Scan the listing for "图片上传" and copy out each line that has it.

PROVIDED DATA:
---

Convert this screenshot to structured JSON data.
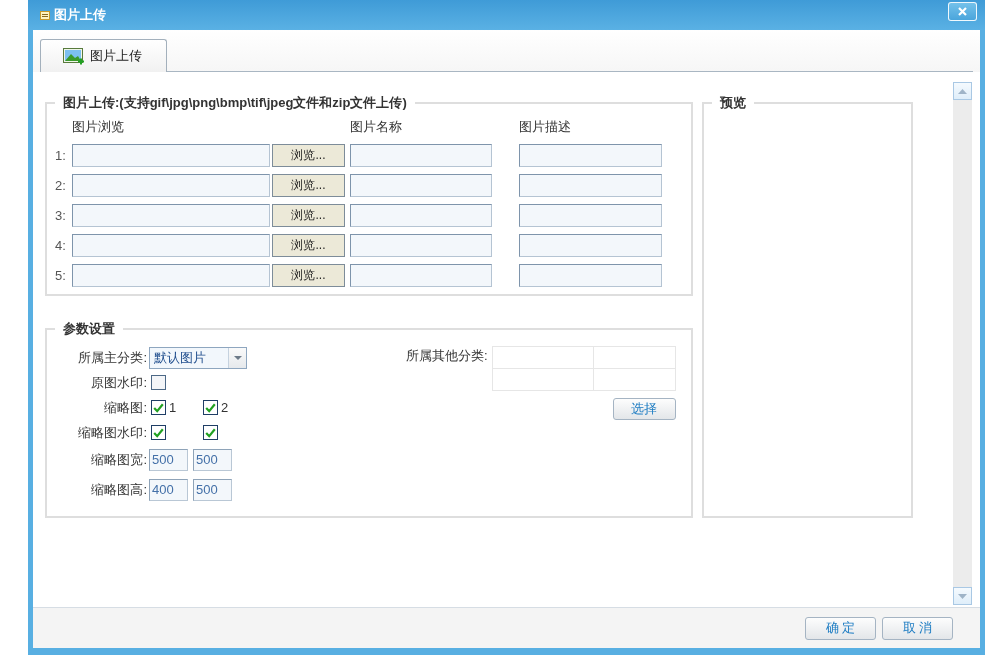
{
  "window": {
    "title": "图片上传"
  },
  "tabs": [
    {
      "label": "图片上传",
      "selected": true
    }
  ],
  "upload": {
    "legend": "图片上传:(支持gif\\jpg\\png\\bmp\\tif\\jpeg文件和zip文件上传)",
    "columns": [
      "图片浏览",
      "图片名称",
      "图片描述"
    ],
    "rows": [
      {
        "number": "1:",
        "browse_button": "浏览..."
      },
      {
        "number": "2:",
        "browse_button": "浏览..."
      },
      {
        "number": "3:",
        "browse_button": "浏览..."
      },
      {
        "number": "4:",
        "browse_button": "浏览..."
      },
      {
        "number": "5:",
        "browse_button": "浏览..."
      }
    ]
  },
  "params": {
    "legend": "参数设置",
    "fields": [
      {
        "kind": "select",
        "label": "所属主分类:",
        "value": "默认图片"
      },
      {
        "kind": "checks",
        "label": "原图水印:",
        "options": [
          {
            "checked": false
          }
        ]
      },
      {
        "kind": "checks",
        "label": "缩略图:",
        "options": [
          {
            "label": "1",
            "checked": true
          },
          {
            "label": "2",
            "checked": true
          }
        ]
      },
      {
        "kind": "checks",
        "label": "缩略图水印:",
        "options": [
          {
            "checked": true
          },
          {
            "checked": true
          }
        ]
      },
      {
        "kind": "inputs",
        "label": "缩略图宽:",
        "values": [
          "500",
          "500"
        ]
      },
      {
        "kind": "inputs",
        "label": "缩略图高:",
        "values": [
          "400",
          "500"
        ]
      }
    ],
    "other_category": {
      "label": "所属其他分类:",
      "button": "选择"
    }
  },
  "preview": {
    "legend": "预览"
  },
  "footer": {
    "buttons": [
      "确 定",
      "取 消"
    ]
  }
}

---

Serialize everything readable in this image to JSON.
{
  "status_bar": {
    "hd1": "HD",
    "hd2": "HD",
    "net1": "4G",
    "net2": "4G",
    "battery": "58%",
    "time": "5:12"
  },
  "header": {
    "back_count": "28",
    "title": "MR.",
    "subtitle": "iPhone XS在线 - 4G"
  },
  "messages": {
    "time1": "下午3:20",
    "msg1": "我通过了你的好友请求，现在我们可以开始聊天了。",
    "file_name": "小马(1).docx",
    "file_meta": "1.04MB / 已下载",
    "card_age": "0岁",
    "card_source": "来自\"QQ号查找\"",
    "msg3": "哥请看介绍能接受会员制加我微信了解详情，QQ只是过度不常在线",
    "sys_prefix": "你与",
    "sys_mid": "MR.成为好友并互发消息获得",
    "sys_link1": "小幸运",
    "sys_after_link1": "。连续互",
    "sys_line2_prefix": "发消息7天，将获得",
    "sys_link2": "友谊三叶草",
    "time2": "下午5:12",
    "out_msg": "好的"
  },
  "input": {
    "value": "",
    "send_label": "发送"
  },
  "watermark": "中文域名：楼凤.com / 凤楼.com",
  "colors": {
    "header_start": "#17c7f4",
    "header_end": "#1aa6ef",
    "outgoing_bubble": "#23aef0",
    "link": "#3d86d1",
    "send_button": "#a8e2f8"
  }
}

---

OUTPUT:
    "title": "图片上传"
      "label": "图片上传",
    "legend": "图片上传:(支持gif\\jpg\\png\\bmp\\tif\\jpeg文件和zip文件上传)",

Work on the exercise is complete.